I ask myself how the world came to be in such a dilemma. As much as we think we have acquired so much, we can't enjoy it due to time constraints. Perhaps we have lost life's meaning. If I worry more about work, and making dinner, then I haven't come to the realization of the true meaning in my life. I can ignore my child's questions, promising to answer them when I 'have time'. Deep down I know that probably won't happen.
I strive at work, and when offered more money, of course to give more time, I immediately accept, and admonish myself for the guilty feelings. I attempt to convince myself it is for the benefit of all of us, in the long run. The trouble is, do we see the long run, or are we caught up in the short runs everyday. My patience is at the end of the rope, but I blame it on my burdens, which my family doesn't understand. If I can't make the child's performance at school, I alleviate the guilty thoughts with thoughts of doing what is best for the family. Have I gotten lost on my way? Am I on the right path?
I love it when I hear spouses mention, that their partner is not understanding, so they found love someplace else. Perhaps it is them, who have ignored the aspects of life, that made it worthwhile. They traded the important features, with tunnel vision. We forget about the magnitude of the specifics, that make our life have meaning. There are no short cuts to a worthy life. Knowing what is of value in our lives, is perhaps the most substantial understanding, we can attain.
When a child looks to us for advice, or small talk, it usually ends up having far more significance, than we originally expected. We end up feeling thankful, for taking the time we gave to our child. Likely though we forget to recall those treasured moments, the next time our child tugs at our pants. When we have no time to give, we have no comprehension of the importance, of those aspects that give our life relevance. I believe it is essential, to 'not ever underestimate the small stuff'.
We set our marriage up for failure, if we give it small attention. We are not parenting when we have no time for answering simple questions, for it is in those moments that the big questions come through. Tunnel vision leads us to finishing a day's work, for pay, and then crashing, when we get home.
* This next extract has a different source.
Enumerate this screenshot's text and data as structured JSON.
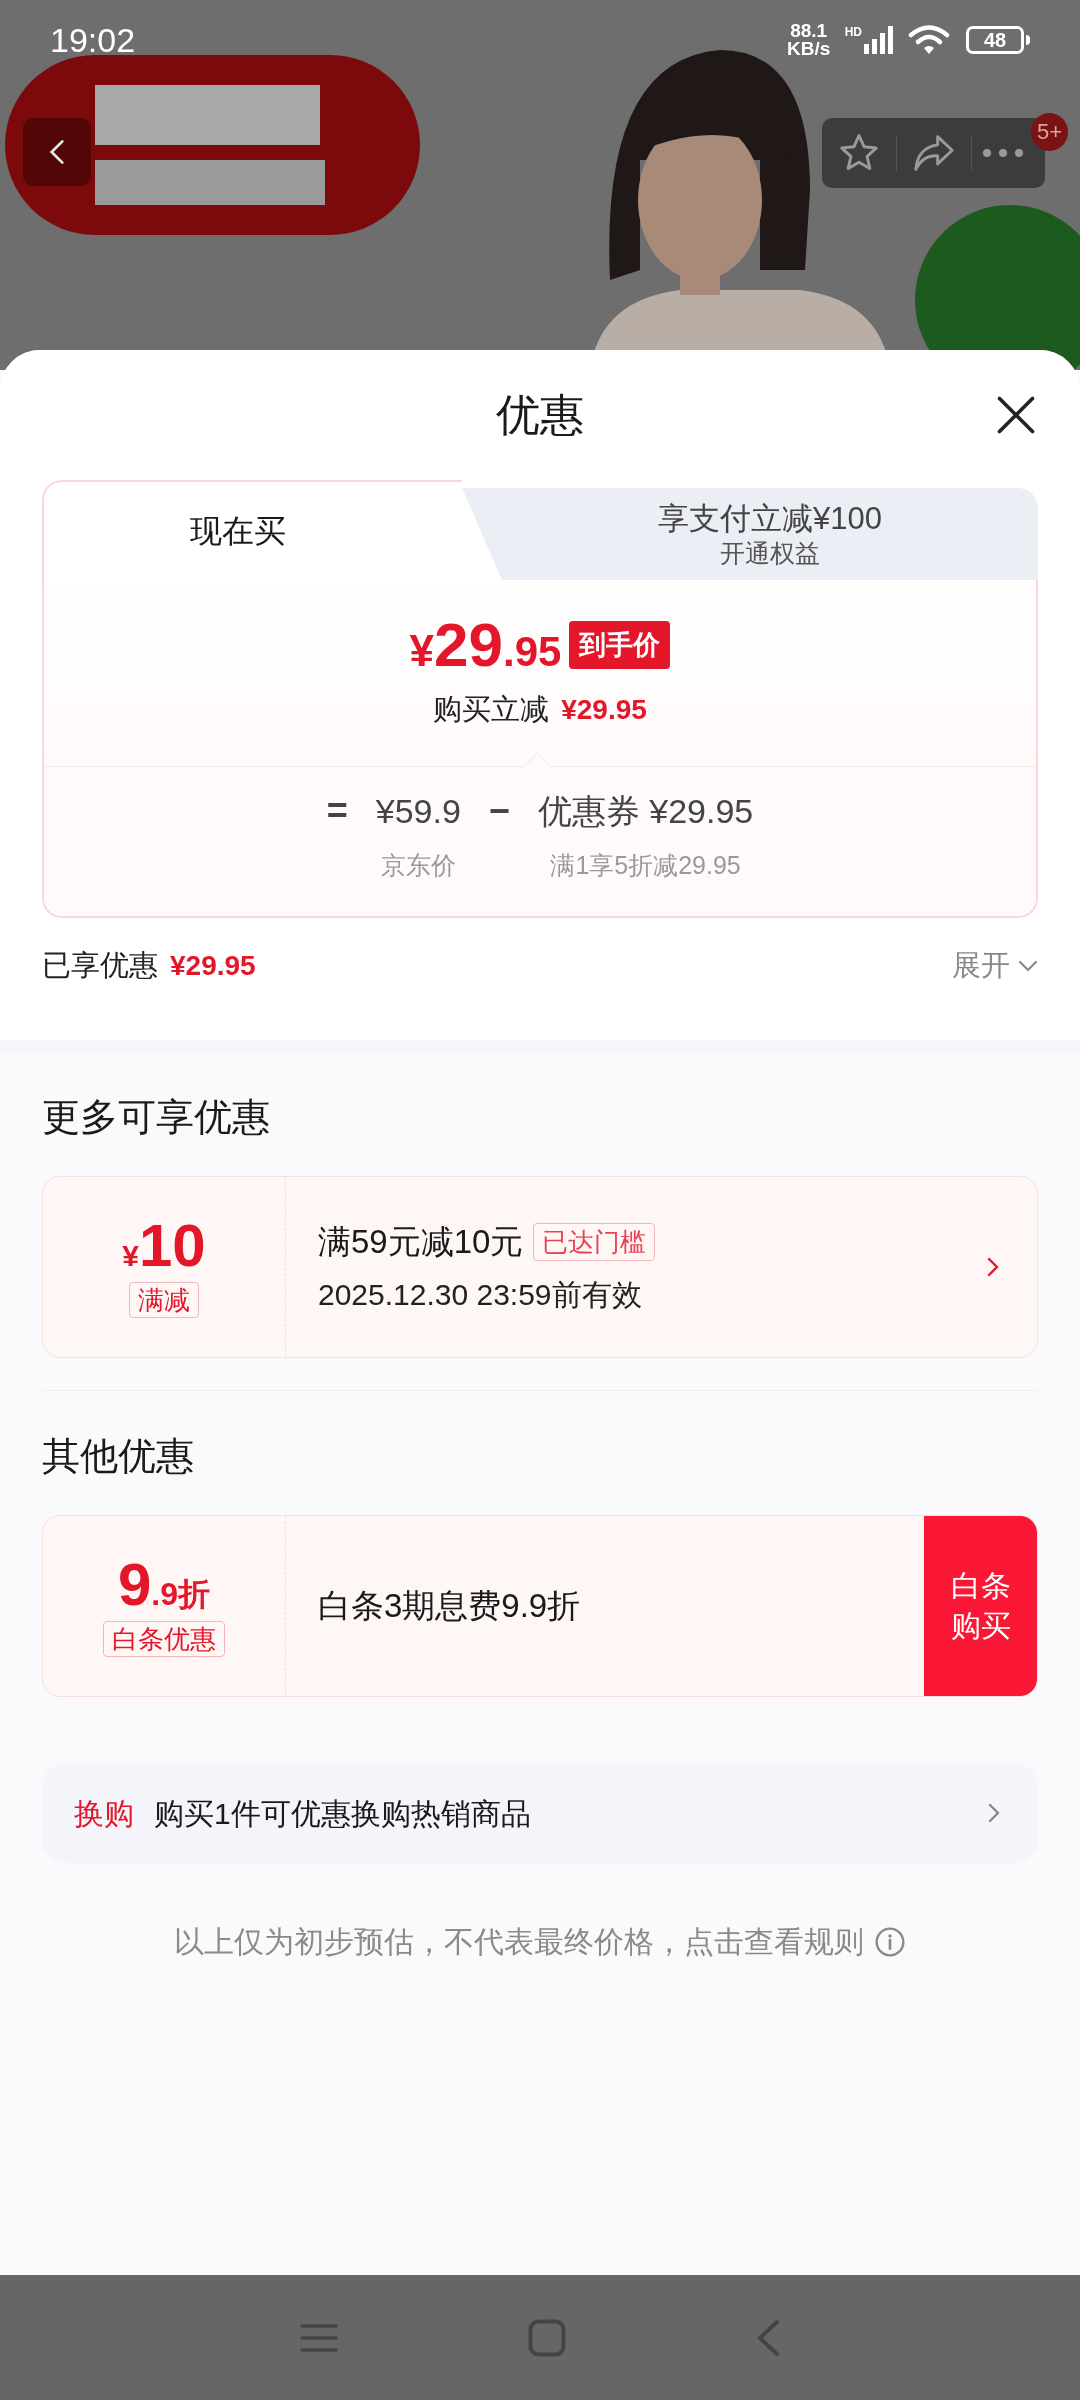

Open, far-reaching vision gives us greater understanding, regarding the outcomes, for the amount of value we place on our humanity. There are two options. We might gain material wealth but lose our humanity, and that which holds purpose in our lives. We might also pick compassion, lose much of our material wealth, but gain back our values and humanity.
Attend to what you hold dear. focus on those things and people you treasure. Take responsibility for the path you choose. I might add that if we choose the path least chosen, we will find more dimension to our lives. People, not material gains, stretch our minds and hearts. Allowing them to fill up with love and kindness, leaves us altered and satisfied in a good way.
“Things which matter most must never be at the mercy of things which matter least.” Johann Wolfgang von Goethe
“Most of us spend too much time on what is urgent and not enough time on what is important.” Stephen R. Covey
“The will of God is not something you add to your life. It’s a course you choose. You either line yourself up with the Son of God…or you capitulate to the principle which governs the rest of the world.” Elisabeth Elliot
“The mark of a great man is one who knows when to set aside the important things in order to accomplish the vital ones.” Brandon Sanderson